“I enjoy writing as a form of creative self-expression. I have friends my age who draw, paint and enjoy photography. Some are recovering from serious illness or the loss of a spouse or dear friend. Others are having difficulty confronting the challenges of living a long life. Writing, reading, and researching stimulated my mind and gave me a project to focus on. In doing so I moved on from fear and self-pity,” Bob said. 

Last month Have a Go News attended the launch of Bob’s first book Letters from a Hard Country which saw his two-year mission come to fruition. 

Ably emceed by Tony McManus and officially launched by David Templeman MLA, a room full of family, fans and colleagues all gathered at the South Fremantle Football Club to pay homage to Bob Maumill and the new book. 

Bob said that at age 85 years writing the book has been an extension of something he has always enjoyed, storytelling. 

“Over the years, I have written lots of short stories, the original story and screenplay for a film, newspaper columns, and radio advertising copy; Letters from a Hard Country is my biggest and most satisfying project.”

As an avid lover of historical fiction, I was keen to rip through the book and managed to read it in a week. I should note that David Templeman told me he read the book in about two days. 

We agreed it was a gripping story which brought out the best and worst in people. It was an intense and detailed look at Western Australian life at the turn of the 20th century, centred around the rush across the Goldfields.

There were characters in the book who made me cringe and characters who I supported. I loved the way in which Bob held nothing back, particularly entwining Aboriginal characters into the story and giving the reader a deeper insight into how first nation people’s lives were changed by colonial settlement. It wasn’t preaching, it was thoughtful and the Aboriginal characters in the book were ones to champion and offered the reader a deeper cultural understanding. 

Bob said tapping into the minds and personas of his characters, both good and evil, is what makes them real to the reader. 

“Creating those characters is something I enjoyed doing. It was easy for me.

“The Goldfields are rich in history and stories. When researching old newspapers seeking a central theme, I read the story of Wingella and his escape. It was the spark I needed, and the book grew from there.

“When writing about Aboriginal language and traditions I consulted with the Goldfields Aboriginal Language Centre Aboriginal Corporation (GALCAC). The impact of colonisation on the Aboriginal inhabitants is a story often ignored. I tried to tell it without resorting to lecturing.
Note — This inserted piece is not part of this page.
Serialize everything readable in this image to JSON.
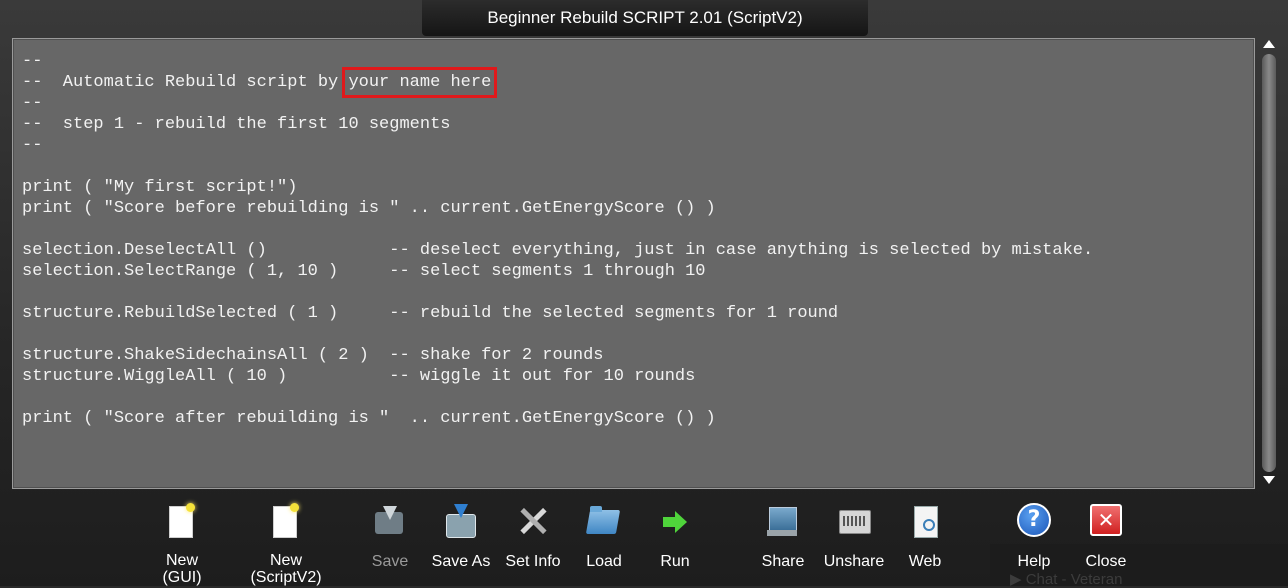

I hoped by understanding each-others’ stories, we could come together in friendship.”

Bob said he had mixed feelings when he wrote the last line. 

“Writing it had been such an important part of my day, (and sometimes much of my night). I may write a sequel, depending on how this book is received.”

Letters from a Hard Country is a sweeping and classic historical Western Australian story written by a classic Western Australian.

Bob is available for author talks and book signings, contact him on email at

Purchase the book for $25 direct from